■ DESCRIPTION OF THE TASK:
Using the listing below, give the number of lines where "time" appears, and nothing else.

[[ DATA UNDER STUDY open ]]

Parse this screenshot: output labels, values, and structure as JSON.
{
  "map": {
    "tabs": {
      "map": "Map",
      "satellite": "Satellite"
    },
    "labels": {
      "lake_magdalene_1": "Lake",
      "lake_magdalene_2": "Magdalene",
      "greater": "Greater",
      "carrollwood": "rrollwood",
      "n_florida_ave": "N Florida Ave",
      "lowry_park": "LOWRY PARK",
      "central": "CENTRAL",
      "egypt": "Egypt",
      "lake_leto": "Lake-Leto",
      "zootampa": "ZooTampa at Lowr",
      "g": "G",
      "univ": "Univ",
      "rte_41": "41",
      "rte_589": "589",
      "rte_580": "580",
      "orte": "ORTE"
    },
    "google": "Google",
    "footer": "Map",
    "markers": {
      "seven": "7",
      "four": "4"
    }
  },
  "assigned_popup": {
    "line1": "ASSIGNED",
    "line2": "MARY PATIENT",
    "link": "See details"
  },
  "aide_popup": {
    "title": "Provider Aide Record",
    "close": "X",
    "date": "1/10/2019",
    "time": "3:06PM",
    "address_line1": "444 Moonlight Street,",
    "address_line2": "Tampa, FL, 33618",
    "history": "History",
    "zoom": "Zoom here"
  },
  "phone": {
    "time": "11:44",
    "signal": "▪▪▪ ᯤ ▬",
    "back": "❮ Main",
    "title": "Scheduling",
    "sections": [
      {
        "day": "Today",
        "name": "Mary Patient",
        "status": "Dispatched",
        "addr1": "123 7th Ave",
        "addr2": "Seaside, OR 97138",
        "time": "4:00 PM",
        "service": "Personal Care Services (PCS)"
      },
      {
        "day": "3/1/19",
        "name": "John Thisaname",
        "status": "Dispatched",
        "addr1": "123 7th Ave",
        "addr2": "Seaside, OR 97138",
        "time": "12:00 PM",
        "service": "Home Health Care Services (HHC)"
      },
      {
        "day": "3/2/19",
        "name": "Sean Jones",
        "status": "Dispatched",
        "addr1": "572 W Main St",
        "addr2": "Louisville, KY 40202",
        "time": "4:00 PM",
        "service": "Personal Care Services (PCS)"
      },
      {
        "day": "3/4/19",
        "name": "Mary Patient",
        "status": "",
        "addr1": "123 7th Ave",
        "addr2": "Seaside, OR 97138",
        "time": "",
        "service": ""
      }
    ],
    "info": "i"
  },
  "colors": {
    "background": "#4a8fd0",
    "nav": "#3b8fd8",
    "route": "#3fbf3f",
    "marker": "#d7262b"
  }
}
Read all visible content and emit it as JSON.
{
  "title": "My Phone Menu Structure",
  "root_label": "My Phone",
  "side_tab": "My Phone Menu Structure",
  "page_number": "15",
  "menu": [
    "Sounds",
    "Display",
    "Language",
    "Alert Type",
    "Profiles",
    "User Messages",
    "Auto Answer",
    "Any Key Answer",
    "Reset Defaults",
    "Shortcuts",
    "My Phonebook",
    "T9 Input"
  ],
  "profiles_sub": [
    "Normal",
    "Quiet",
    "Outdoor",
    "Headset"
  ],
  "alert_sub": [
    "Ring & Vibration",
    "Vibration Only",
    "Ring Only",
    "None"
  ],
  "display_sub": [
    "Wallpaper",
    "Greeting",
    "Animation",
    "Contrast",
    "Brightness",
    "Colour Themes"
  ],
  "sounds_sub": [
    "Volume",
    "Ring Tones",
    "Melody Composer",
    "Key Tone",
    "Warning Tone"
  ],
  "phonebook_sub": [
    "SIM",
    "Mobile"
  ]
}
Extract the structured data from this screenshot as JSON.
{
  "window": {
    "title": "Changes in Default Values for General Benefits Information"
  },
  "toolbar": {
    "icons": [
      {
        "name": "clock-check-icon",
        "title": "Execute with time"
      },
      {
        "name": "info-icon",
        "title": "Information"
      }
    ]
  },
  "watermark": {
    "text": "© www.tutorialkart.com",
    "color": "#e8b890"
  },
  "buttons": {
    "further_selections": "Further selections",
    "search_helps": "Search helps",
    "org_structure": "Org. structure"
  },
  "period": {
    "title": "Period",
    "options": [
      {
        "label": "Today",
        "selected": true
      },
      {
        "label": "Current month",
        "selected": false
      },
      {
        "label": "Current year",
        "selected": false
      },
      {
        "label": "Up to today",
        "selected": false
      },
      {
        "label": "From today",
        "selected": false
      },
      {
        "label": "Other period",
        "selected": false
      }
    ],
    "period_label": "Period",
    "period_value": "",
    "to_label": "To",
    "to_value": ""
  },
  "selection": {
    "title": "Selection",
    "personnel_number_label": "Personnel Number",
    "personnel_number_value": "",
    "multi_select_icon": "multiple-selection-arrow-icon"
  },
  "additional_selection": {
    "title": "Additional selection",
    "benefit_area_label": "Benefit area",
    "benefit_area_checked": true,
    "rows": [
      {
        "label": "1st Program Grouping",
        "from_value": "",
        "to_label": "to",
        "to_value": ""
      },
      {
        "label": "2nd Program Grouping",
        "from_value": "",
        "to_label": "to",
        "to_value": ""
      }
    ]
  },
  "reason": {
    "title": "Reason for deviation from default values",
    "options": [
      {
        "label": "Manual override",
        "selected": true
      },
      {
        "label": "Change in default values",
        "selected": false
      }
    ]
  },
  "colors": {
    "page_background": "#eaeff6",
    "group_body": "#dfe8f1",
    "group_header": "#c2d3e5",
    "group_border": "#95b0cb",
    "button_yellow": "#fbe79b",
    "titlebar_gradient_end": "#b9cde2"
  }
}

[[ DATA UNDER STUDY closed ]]

■ RESULT OF THE EXERCISE:
7